[Exercise objective]: Go through the material below, noting each line where the string "name" appears, and give only the total.

[The data]:
◆ ◆ ◆ ◆ ◆ ◆ ◆

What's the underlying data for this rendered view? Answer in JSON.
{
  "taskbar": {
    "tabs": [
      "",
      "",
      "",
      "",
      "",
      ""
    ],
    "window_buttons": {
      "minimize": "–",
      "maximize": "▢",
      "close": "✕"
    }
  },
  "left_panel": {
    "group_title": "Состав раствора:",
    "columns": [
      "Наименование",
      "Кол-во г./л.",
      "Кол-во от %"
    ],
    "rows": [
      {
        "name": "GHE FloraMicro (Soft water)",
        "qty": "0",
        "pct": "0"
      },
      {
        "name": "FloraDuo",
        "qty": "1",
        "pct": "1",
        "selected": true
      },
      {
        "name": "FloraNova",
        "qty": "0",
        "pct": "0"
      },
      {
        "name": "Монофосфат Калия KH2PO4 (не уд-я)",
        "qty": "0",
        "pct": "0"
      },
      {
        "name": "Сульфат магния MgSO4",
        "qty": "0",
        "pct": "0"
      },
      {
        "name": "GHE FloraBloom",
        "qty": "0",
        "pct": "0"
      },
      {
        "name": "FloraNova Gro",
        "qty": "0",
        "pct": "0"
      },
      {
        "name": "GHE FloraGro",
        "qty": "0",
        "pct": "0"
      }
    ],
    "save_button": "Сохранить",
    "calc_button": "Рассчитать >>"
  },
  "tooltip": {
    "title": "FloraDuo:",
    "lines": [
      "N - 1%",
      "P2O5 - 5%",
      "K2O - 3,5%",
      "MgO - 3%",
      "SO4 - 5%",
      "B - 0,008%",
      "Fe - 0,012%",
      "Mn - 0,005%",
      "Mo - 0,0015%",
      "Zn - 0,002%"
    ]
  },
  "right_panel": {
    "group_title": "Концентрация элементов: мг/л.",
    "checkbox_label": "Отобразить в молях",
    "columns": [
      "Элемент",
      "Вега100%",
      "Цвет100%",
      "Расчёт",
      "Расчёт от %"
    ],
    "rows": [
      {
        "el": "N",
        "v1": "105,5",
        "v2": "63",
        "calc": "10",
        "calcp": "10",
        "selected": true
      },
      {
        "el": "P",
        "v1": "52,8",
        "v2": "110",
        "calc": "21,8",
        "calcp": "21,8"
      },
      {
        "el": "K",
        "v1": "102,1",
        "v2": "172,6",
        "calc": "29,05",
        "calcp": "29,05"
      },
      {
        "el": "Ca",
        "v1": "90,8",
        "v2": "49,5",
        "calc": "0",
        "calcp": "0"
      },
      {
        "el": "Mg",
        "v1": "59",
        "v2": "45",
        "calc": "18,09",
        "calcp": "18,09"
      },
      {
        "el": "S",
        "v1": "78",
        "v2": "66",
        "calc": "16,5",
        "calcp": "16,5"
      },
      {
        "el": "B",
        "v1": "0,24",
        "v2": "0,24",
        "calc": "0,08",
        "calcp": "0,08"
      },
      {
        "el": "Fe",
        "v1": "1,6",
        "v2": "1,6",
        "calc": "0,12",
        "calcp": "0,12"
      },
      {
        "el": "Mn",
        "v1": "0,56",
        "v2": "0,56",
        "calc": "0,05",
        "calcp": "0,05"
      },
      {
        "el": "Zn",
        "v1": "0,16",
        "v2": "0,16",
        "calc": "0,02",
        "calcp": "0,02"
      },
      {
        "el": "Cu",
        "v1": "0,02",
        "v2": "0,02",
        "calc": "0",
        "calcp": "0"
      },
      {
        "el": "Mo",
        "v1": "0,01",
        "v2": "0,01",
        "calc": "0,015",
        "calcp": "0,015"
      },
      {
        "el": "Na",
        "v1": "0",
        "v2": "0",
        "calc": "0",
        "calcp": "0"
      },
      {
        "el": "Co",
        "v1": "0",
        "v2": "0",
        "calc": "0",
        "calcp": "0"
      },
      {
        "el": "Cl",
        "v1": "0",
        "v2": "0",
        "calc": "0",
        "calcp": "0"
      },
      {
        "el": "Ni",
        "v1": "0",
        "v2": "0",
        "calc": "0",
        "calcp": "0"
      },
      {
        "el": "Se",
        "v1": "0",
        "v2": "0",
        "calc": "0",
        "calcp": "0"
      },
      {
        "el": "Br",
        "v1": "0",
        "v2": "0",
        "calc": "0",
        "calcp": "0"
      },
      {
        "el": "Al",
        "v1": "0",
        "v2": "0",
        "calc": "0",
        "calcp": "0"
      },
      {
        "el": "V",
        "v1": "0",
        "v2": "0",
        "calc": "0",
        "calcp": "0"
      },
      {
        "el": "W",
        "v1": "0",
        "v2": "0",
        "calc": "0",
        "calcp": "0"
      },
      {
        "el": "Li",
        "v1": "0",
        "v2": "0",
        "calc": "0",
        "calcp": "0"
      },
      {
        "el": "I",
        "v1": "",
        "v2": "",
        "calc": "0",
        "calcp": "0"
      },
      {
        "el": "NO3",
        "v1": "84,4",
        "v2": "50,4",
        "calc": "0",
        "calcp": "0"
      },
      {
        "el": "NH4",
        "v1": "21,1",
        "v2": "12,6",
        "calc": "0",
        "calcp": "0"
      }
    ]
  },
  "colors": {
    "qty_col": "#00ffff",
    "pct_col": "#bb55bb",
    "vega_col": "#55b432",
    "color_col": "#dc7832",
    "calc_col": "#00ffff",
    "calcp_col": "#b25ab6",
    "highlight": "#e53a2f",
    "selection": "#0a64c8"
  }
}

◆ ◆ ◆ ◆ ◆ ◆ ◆

[Exercise solution]: 8